__Action item__
From the entries below, list each line with "FFmpeg".

(Data about app and page elements)

* * * * * * *

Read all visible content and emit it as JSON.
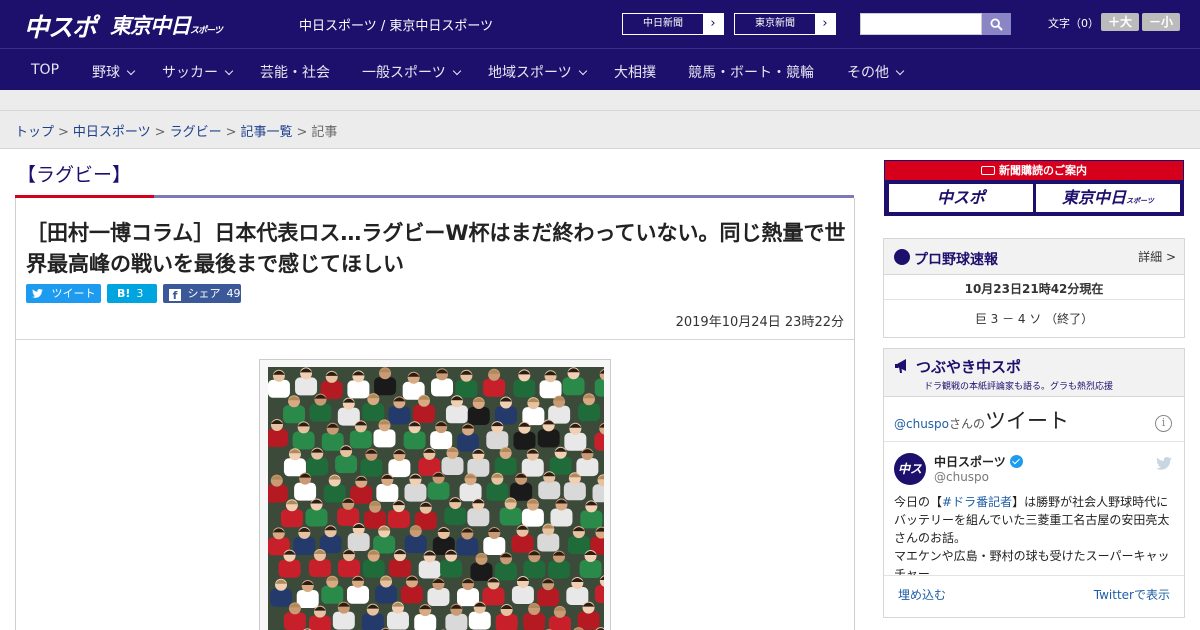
{
  "header": {
    "logo_chu": "中スポ",
    "logo_tokyo": "東京中日",
    "logo_tokyo_small": "スポーツ",
    "site_links": "中日スポーツ / 東京中日スポーツ",
    "newspaper_buttons": [
      "中日新聞",
      "東京新聞"
    ],
    "font_size_label": "文字（0）",
    "font_larger": "＋大",
    "font_smaller": "－小",
    "search_placeholder": ""
  },
  "nav": {
    "items": [
      "TOP",
      "野球",
      "サッカー",
      "芸能・社会",
      "一般スポーツ",
      "地域スポーツ",
      "大相撲",
      "競馬・ボート・競輪",
      "その他"
    ],
    "has_dropdown": [
      false,
      true,
      true,
      false,
      true,
      true,
      false,
      false,
      true
    ]
  },
  "breadcrumb": {
    "items": [
      "トップ",
      "中日スポーツ",
      "ラグビー",
      "記事一覧"
    ],
    "current": "記事",
    "separator": ">"
  },
  "category": {
    "title": "【ラグビー】"
  },
  "article": {
    "title": "［田村一博コラム］日本代表ロス…ラグビーW杯はまだ終わっていない。同じ熱量で世界最高峰の戦いを最後まで感じてほしい",
    "date": "2019年10月24日 23時22分",
    "share": {
      "tweet_label": "ツイート",
      "hatena_label": "B!",
      "hatena_count": "3",
      "facebook_label": "シェア",
      "facebook_count": "49"
    }
  },
  "sidebar": {
    "subscription": {
      "banner_text": "新聞購読のご案内",
      "buttons": [
        "中スポ",
        "東京中日"
      ],
      "button2_small": "スポーツ"
    },
    "baseball": {
      "title": "プロ野球速報",
      "detail_link": "詳細 >",
      "updated": "10月23日21時42分現在",
      "score_line": "巨 3 － 4 ソ （終了）"
    },
    "twitter": {
      "title": "つぶやき中スポ",
      "subtitle": "ドラ観戦の本紙評論家も語る。グラも熱烈応援",
      "handle_link": "@chuspo",
      "handle_suffix": "さんの",
      "heading_big": "ツイート",
      "user_name": "中日スポーツ",
      "user_handle": "@chuspo",
      "avatar_text": "中スポ",
      "tweet_line1_prefix": "今日の【",
      "tweet_hashtag": "#ドラ番記者",
      "tweet_line1_rest": "】は勝野が社会人野球時代にバッテリーを組んでいた三菱重工名古屋の安田亮太さんのお話。",
      "tweet_line2": "マエケンや広島・野村の球も受けたスーパーキャッチャー",
      "embed_label": "埋め込む",
      "view_on_twitter": "Twitterで表示"
    }
  },
  "colors": {
    "brand_navy": "#1d0f6c",
    "accent_red": "#d6001c",
    "twitter_blue": "#1d9bf0",
    "hatena_blue": "#00a4de",
    "facebook_blue": "#3b5998"
  }
}
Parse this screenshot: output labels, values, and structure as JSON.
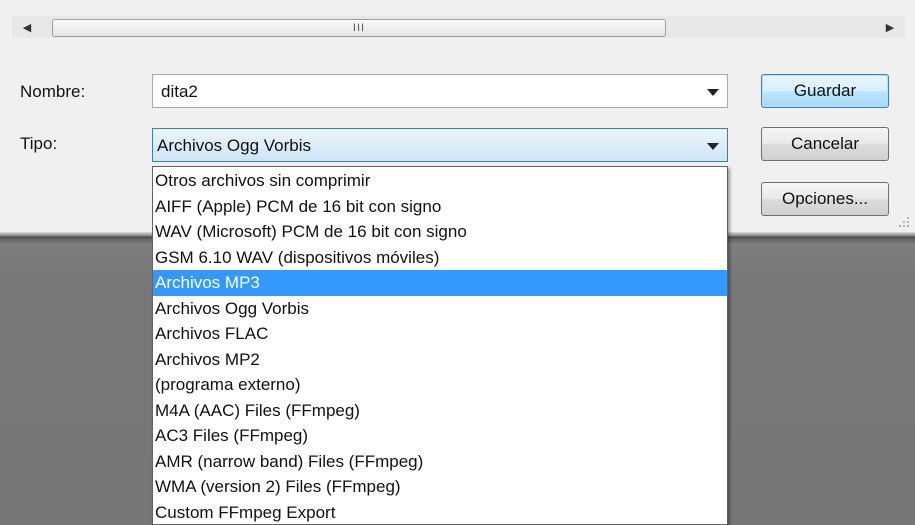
{
  "scrollbar": {
    "left_arrow": "◀",
    "right_arrow": "▶",
    "thumb_grip": "III"
  },
  "form": {
    "nombre_label": "Nombre:",
    "nombre_value": "dita2",
    "tipo_label": "Tipo:",
    "tipo_value": "Archivos Ogg Vorbis"
  },
  "buttons": {
    "guardar": "Guardar",
    "cancelar": "Cancelar",
    "opciones": "Opciones..."
  },
  "dropdown": {
    "selected_index": 4,
    "options": [
      "Otros archivos sin comprimir",
      "AIFF (Apple) PCM de 16 bit con signo",
      "WAV (Microsoft) PCM de 16 bit con signo",
      "GSM 6.10 WAV (dispositivos móviles)",
      "Archivos MP3",
      "Archivos Ogg Vorbis",
      "Archivos FLAC",
      "Archivos MP2",
      "(programa externo)",
      "M4A (AAC) Files (FFmpeg)",
      "AC3 Files (FFmpeg)",
      "AMR (narrow band) Files (FFmpeg)",
      "WMA (version 2) Files (FFmpeg)",
      "Custom FFmpeg Export"
    ]
  },
  "colors": {
    "highlight": "#3399ff",
    "dialog_bg": "#f0f0f0",
    "backdrop": "#787878"
  }
}
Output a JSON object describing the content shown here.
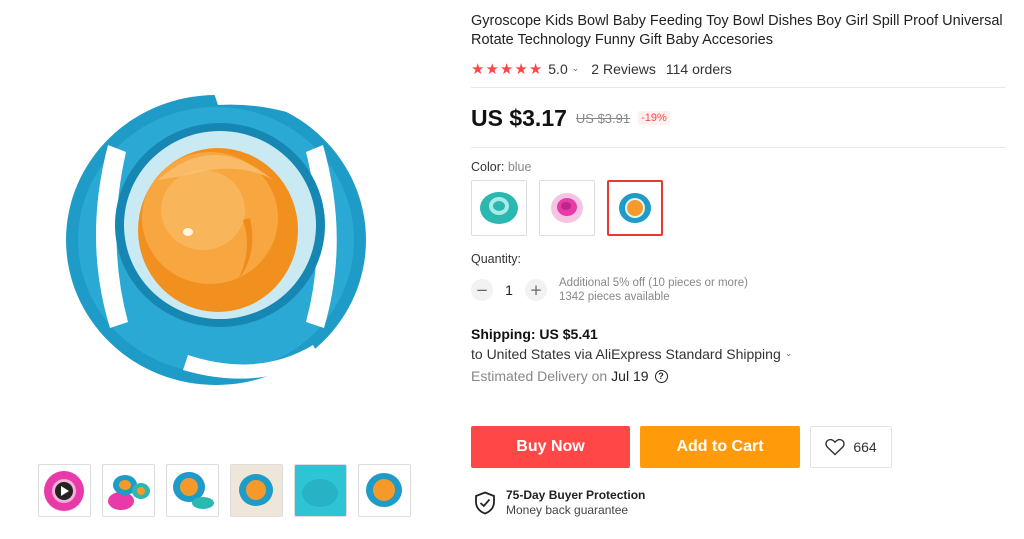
{
  "product": {
    "title": "Gyroscope Kids Bowl Baby Feeding Toy Bowl Dishes Boy Girl Spill Proof Universal Rotate Technology Funny Gift Baby Accesories",
    "rating": "5.0",
    "rating_stars": 5,
    "reviews": "2 Reviews",
    "orders": "114 orders"
  },
  "price": {
    "current": "US $3.17",
    "original": "US $3.91",
    "discount": "-19%"
  },
  "color": {
    "label": "Color:",
    "selected": "blue",
    "options": [
      "teal",
      "pink",
      "blue"
    ]
  },
  "quantity": {
    "label": "Quantity:",
    "value": "1",
    "minus": "−",
    "plus": "+",
    "note_line1": "Additional 5% off (10 pieces or more)",
    "note_line2": "1342 pieces available"
  },
  "shipping": {
    "title": "Shipping: US $5.41",
    "line": "to United States via AliExpress Standard Shipping",
    "delivery_prefix": "Estimated Delivery on",
    "delivery_date": "Jul 19"
  },
  "actions": {
    "buy_now": "Buy Now",
    "add_to_cart": "Add to Cart",
    "wishlist_count": "664"
  },
  "protection": {
    "title": "75-Day Buyer Protection",
    "subtitle": "Money back guarantee"
  },
  "icons": {
    "star": "★",
    "chevron": "⌄",
    "heart": "heart-icon",
    "shield": "shield-check-icon",
    "help": "?"
  },
  "colors": {
    "accent_red": "#ff4747",
    "accent_orange": "#ff9a0a",
    "bowl_blue": "#1e9bc6",
    "bowl_orange": "#f59a2a",
    "bowl_pink": "#e83aa8",
    "bowl_teal": "#2bb8b0"
  }
}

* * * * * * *

__Expected answer__
      "M4A (AAC) Files (FFmpeg)",
      "AC3 Files (FFmpeg)",
      "AMR (narrow band) Files (FFmpeg)",
      "WMA (version 2) Files (FFmpeg)",
      "Custom FFmpeg Export"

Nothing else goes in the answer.